In the most comprehensive study of Sagittarius A* (Sgr A*), the enigmatic supermassive black hole in the center of the Milky Way Galaxy, astronomers -- using nine ground and space-based telescopes including the Hubble Space Telescope and the XMM-Newton X-ray Observatory -- have discovered that Sgr A* produces rapid flares close to the innermost region of the black hole in many different wavelengths and that these emissions go up and down together.
This insight into the frequent bursts of radiation observed shooting off the black hole like firecrackers -- similar to solar flares -- will help scientists better understand the dynamics of Sgr A* and the source of its flares.
Farhad Yusef-Zadeh, professor of physics and astronomy at Northwestern University, who led a team of 11 astronomers from around the world in the study of Sgr A*, presented the teams results at a press conference today (Jan. 10) at the American Astronomical Society meeting in Washington, D.C.
Megan Fellman | EurekAlert!
Breakthrough with a chain of gold atoms
17.02.2017 | Universität Konstanz
New functional principle to generate the „third harmonic“
16.02.2017 | Laser Zentrum Hannover e.V.
In the field of nanoscience, an international team of physicists with participants from Konstanz has achieved a breakthrough in understanding heat transport
Cells need to repair damaged DNA in our genes to prevent the development of cancer and other diseases. Our cells therefore activate and send “repair-proteins”...

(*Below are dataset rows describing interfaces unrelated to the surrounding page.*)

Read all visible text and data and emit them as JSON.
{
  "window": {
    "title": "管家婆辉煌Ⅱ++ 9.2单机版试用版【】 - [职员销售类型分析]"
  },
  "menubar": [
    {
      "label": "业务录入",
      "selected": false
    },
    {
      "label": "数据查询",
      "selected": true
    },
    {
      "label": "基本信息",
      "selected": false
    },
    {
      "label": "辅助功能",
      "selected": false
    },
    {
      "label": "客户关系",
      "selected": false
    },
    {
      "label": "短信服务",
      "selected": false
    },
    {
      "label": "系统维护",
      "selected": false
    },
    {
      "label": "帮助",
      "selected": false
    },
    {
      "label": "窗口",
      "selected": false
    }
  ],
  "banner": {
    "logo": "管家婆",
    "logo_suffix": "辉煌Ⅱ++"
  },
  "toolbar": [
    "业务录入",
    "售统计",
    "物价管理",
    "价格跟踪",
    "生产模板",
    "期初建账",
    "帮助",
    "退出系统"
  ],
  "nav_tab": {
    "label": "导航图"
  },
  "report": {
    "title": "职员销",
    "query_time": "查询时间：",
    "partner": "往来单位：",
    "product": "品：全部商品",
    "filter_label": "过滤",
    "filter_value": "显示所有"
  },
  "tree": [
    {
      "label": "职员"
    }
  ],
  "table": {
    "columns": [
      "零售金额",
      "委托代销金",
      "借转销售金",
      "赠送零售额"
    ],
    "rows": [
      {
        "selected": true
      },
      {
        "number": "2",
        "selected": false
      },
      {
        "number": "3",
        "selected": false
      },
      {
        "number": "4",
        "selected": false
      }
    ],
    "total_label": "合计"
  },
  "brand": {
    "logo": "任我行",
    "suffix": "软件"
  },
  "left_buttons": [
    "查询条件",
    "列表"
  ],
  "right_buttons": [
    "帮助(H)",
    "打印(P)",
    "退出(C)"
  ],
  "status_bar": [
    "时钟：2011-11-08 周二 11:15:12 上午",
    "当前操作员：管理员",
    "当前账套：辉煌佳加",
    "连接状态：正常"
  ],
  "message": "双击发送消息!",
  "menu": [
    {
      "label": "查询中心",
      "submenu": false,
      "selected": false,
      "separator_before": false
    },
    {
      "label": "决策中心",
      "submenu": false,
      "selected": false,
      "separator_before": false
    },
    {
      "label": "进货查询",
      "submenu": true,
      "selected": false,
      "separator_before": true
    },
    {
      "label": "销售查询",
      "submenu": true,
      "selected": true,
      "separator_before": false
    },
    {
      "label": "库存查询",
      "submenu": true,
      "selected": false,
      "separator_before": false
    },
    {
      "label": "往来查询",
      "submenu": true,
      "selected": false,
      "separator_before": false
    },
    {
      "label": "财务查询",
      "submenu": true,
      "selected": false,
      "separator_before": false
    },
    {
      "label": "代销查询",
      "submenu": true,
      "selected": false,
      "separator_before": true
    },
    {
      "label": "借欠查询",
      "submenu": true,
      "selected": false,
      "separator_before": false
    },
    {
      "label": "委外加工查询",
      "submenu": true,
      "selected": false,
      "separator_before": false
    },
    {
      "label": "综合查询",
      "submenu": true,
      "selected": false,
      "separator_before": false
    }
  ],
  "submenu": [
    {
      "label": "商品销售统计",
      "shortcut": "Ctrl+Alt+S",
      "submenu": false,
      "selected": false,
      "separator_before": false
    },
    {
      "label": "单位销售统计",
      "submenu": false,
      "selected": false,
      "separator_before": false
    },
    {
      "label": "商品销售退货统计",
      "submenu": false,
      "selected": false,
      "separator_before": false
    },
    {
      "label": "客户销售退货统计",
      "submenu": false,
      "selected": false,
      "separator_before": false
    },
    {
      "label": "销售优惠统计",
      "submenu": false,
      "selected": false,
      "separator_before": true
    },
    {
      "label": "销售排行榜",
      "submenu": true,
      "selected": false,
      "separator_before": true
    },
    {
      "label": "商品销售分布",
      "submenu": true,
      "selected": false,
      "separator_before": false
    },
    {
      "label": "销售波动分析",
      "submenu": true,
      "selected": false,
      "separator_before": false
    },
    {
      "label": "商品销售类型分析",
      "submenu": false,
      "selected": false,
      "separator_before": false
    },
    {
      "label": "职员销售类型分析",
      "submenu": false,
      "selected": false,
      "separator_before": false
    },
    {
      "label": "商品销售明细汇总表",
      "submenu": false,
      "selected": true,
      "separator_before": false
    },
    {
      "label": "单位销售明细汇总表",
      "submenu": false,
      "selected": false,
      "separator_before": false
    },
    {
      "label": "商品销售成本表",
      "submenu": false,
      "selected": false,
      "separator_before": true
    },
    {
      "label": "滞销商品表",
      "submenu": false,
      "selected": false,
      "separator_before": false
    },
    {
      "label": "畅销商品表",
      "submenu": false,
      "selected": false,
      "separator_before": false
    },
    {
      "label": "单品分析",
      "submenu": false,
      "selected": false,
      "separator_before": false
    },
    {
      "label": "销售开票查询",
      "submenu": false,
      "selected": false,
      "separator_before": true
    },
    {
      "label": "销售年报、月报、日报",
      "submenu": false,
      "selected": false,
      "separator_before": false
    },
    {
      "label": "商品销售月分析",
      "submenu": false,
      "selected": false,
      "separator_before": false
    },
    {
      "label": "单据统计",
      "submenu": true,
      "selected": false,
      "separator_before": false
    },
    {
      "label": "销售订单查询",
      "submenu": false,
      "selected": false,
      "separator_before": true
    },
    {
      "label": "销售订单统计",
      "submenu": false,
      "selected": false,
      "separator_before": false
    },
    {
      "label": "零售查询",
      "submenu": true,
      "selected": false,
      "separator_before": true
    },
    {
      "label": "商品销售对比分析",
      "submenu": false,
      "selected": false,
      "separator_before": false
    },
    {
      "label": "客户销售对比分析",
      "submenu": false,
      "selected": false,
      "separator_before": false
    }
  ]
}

The Fraunhofer IWS Dresden and Technische Universität Dresden inaugurated their jointly operated Center for Additive Manufacturing Dresden (AMCD) with a festive ceremony on February 7, 2017. Scientists from various disciplines perform research on materials, additive manufacturing processes and innovative technologies, which build up components in a layer by layer process. This technology opens up new horizons for component design and combinations of functions. For example during fabrication, electrical conductors and sensors are already able to be additively manufactured into components. They provide information about stress conditions of a product during operation.
The 3D-printing technology, or additive manufacturing as it is often called, has long made the step out of scientific research laboratories into industrial...
Nature does amazing things with limited design materials. Grass, for example, can support its own weight, resist strong wind loads, and recover after being...
Nanometer-scale magnetic perforated grids could create new possibilities for computing. Together with international colleagues, scientists from the Helmholtz Zentrum Dresden-Rossendorf (HZDR) have shown how a cobalt grid can be reliably programmed at room temperature. In addition they discovered that for every hole ("antidot") three magnetic states can be configured. The results have been published in the journal "Scientific Reports".
Physicist Dr. Rantej Bali from the HZDR, together with scientists from Singapore and Australia, designed a special grid structure in a thin layer of cobalt in...
13.02.2017 | Event News
10.02.2017 | Event News
09.02.2017 | Event News
20.02.2017 | Materials Sciences
20.02.2017 | Health and Medicine
20.02.2017 | Health and Medicine